■ **Problem to solve**
If a line includes "JSON", copy it out of the entries.

■ **Excerpted data**

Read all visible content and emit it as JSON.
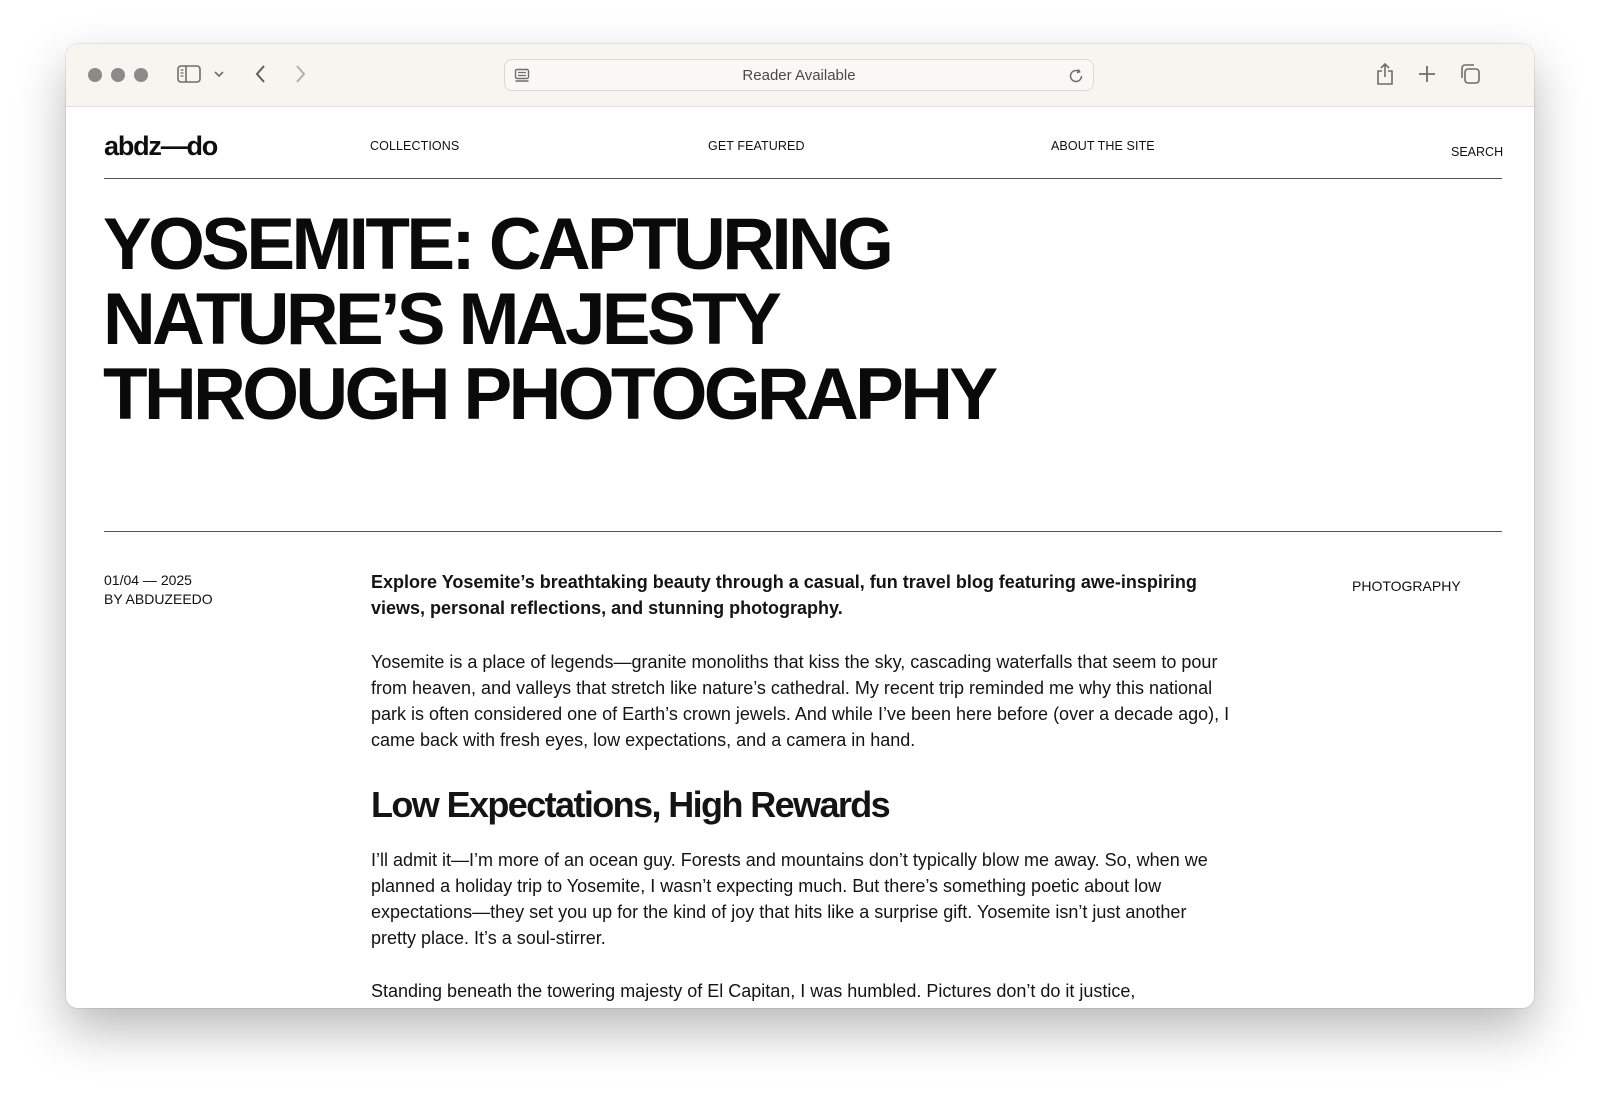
{
  "browser": {
    "address_bar_text": "Reader Available"
  },
  "site": {
    "logo": "abdz—do",
    "nav": [
      "COLLECTIONS",
      "GET FEATURED",
      "ABOUT THE SITE"
    ],
    "search_label": "SEARCH"
  },
  "article": {
    "title": "YOSEMITE: CAPTURING NATURE’S MAJESTY THROUGH PHOTOGRAPHY",
    "date": "01/04 — 2025",
    "byline": "BY ABDUZEEDO",
    "category": "PHOTOGRAPHY",
    "lede": "Explore Yosemite’s breathtaking beauty through a casual, fun travel blog featuring awe-inspiring views, personal reflections, and stunning photography.",
    "paragraph_1": "Yosemite is a place of legends—granite monoliths that kiss the sky, cascading waterfalls that seem to pour from heaven, and valleys that stretch like nature’s cathedral. My recent trip reminded me why this national park is often considered one of Earth’s crown jewels. And while I’ve been here before (over a decade ago), I came back with fresh eyes, low expectations, and a camera in hand.",
    "subheading": "Low Expectations, High Rewards",
    "paragraph_2": "I’ll admit it—I’m more of an ocean guy. Forests and mountains don’t typically blow me away. So, when we planned a holiday trip to Yosemite, I wasn’t expecting much. But there’s something poetic about low expectations—they set you up for the kind of joy that hits like a surprise gift. Yosemite isn’t just another pretty place. It’s a soul-stirrer.",
    "paragraph_3": "Standing beneath the towering majesty of El Capitan, I was humbled. Pictures don’t do it justice,"
  },
  "icons": {
    "sidebar": "sidebar-icon",
    "chevron_down": "chevron-down-icon",
    "back": "back-arrow-icon",
    "forward": "forward-arrow-icon",
    "reader": "reader-icon",
    "reload": "reload-icon",
    "share": "share-icon",
    "new_tab": "plus-icon",
    "tabs": "tab-overview-icon"
  }
}
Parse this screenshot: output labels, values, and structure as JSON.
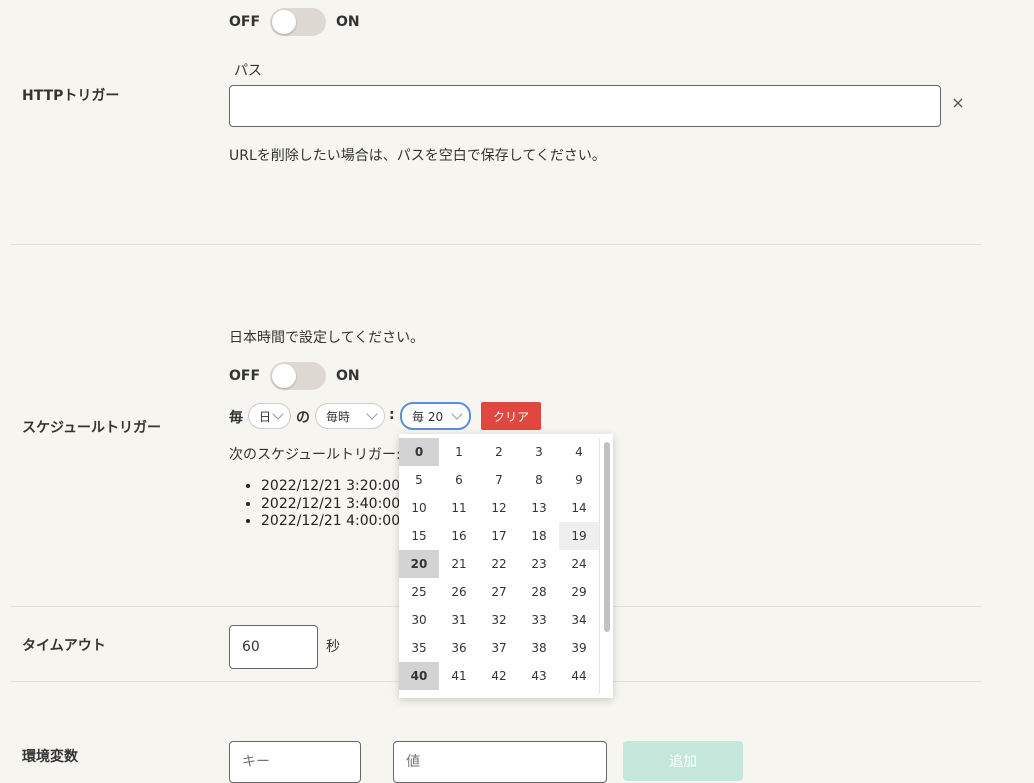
{
  "http_trigger": {
    "label": "HTTPトリガー",
    "toggle_off": "OFF",
    "toggle_on": "ON",
    "path_label": "パス",
    "path_value": "",
    "clear_icon": "close-icon",
    "note": "URLを削除したい場合は、パスを空白で保存してください。"
  },
  "schedule_trigger": {
    "label": "スケジュールトリガー",
    "instruction": "日本時間で設定してください。",
    "toggle_off": "OFF",
    "toggle_on": "ON",
    "every_prefix": "毎",
    "unit_value": "日",
    "of_text": "の",
    "hour_value": "毎時",
    "colon": ":",
    "minute_value": "毎 20",
    "clear_label": "クリア",
    "next_label": "次のスケジュールトリガー:",
    "next_runs": [
      "2022/12/21 3:20:00",
      "2022/12/21 3:40:00",
      "2022/12/21 4:00:00"
    ],
    "minute_options": [
      "0",
      "1",
      "2",
      "3",
      "4",
      "5",
      "6",
      "7",
      "8",
      "9",
      "10",
      "11",
      "12",
      "13",
      "14",
      "15",
      "16",
      "17",
      "18",
      "19",
      "20",
      "21",
      "22",
      "23",
      "24",
      "25",
      "26",
      "27",
      "28",
      "29",
      "30",
      "31",
      "32",
      "33",
      "34",
      "35",
      "36",
      "37",
      "38",
      "39",
      "40",
      "41",
      "42",
      "43",
      "44"
    ],
    "selected_minutes": [
      "0",
      "20",
      "40"
    ],
    "hovered_minute": "19"
  },
  "timeout": {
    "label": "タイムアウト",
    "value": "60",
    "unit": "秒"
  },
  "env_vars": {
    "label": "環境変数",
    "key_placeholder": "キー",
    "value_placeholder": "値",
    "add_label": "追加"
  },
  "colors": {
    "background": "#f6f5f0",
    "clear_button": "#e0473f",
    "add_button_disabled": "#c5e6da",
    "focus_border": "#5b8fd6"
  }
}
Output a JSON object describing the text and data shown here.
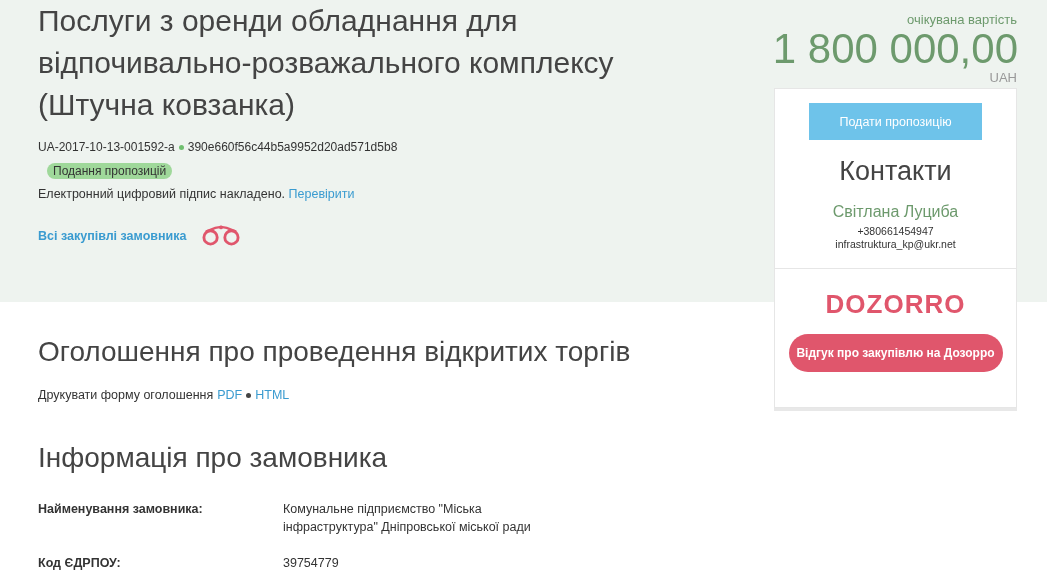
{
  "tender": {
    "title": "Послуги з оренди обладнання для відпочивально-розважального комплексу (Штучна ковзанка)",
    "id": "UA-2017-10-13-001592-a",
    "hash": "390e660f56c44b5a9952d20ad571d5b8",
    "status": "Подання пропозицій",
    "signature_text": "Електронний цифровий підпис накладено.",
    "signature_link": "Перевірити",
    "all_purchases_link": "Всі закупівлі замовника"
  },
  "price": {
    "label": "очікувана вартість",
    "amount": "1 800 000,00",
    "currency": "UAH"
  },
  "sidebar": {
    "submit_button": "Подати пропозицію",
    "contacts_title": "Контакти",
    "contact_name": "Світлана Луциба",
    "phone": "+380661454947",
    "email": "infrastruktura_kp@ukr.net",
    "logo": "DOZORRO",
    "feedback_button": "Відгук про закупівлю на Дозорро"
  },
  "announcement": {
    "title": "Оголошення про проведення відкритих торгів",
    "print_label": "Друкувати форму оголошення",
    "links": [
      "PDF",
      "HTML"
    ]
  },
  "customer": {
    "title": "Інформація про замовника",
    "rows": [
      {
        "label": "Найменування замовника:",
        "value": "Комунальне підприємство \"Міська інфраструктура\" Дніпровської міської ради"
      },
      {
        "label": "Код ЄДРПОУ:",
        "value": "39754779"
      }
    ]
  }
}
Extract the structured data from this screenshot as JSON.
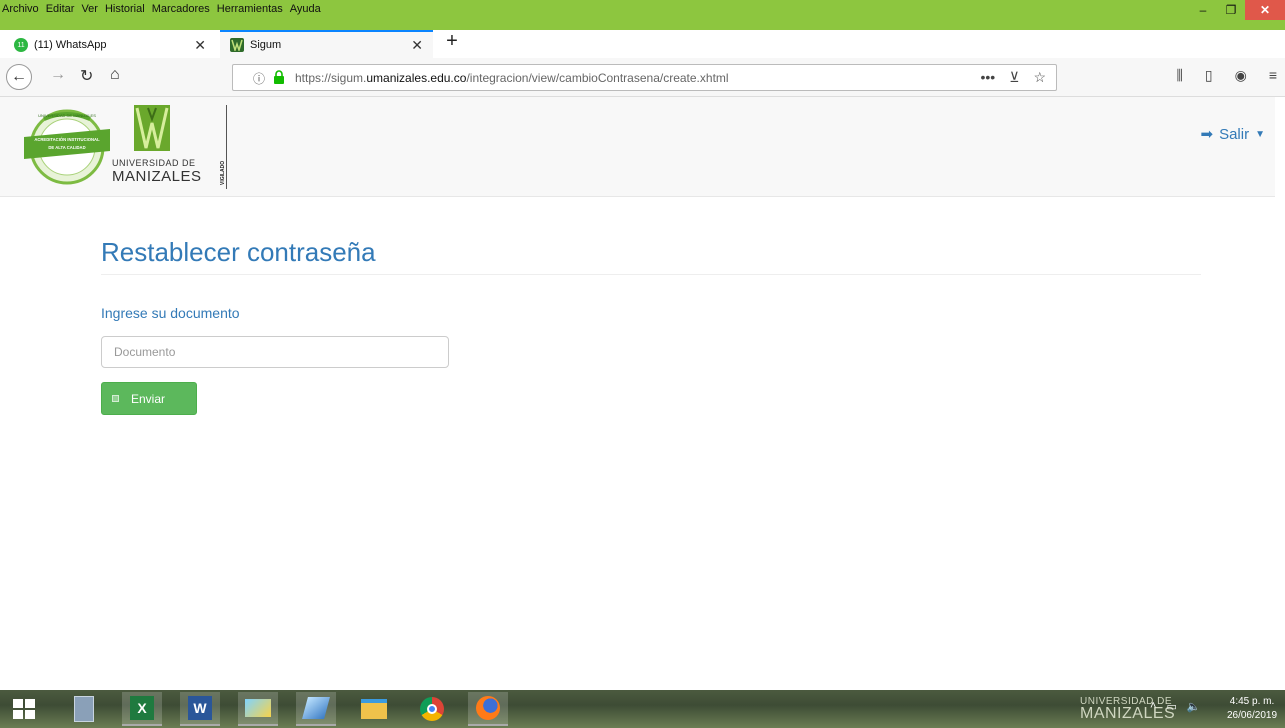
{
  "browser": {
    "menu": [
      "Archivo",
      "Editar",
      "Ver",
      "Historial",
      "Marcadores",
      "Herramientas",
      "Ayuda"
    ],
    "tabs": [
      {
        "title": "(11) WhatsApp",
        "badge": "11"
      },
      {
        "title": "Sigum"
      }
    ],
    "url_prefix": "https://sigum.",
    "url_domain": "umanizales.edu.co",
    "url_path": "/integracion/view/cambioContrasena/create.xhtml"
  },
  "header": {
    "logo_line1": "UNIVERSIDAD DE",
    "logo_line2": "MANIZALES",
    "seal_top": "UNIVERSIDAD DE MANIZALES",
    "seal_ribbon1": "ACREDITACIÓN INSTITUCIONAL",
    "seal_ribbon2": "DE ALTA CALIDAD",
    "vigilado": "VIGILADO",
    "salir": "Salir"
  },
  "form": {
    "title": "Restablecer contraseña",
    "label": "Ingrese su documento",
    "placeholder": "Documento",
    "submit": "Enviar"
  },
  "taskbar": {
    "logo_line1": "UNIVERSIDAD DE",
    "logo_line2": "MANIZALES",
    "time": "4:45 p. m.",
    "date": "26/06/2019"
  },
  "colors": {
    "menubar": "#8dc63f",
    "link_blue": "#337ab7",
    "button_green": "#5cb85c"
  }
}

■ **Result for this task**
Read all visible content and emit it as JSON.
Parse this screenshot: output labels, values, and structure as JSON.
Output a JSON object describing the text and data shown here.
Extract the structured data from this screenshot as JSON.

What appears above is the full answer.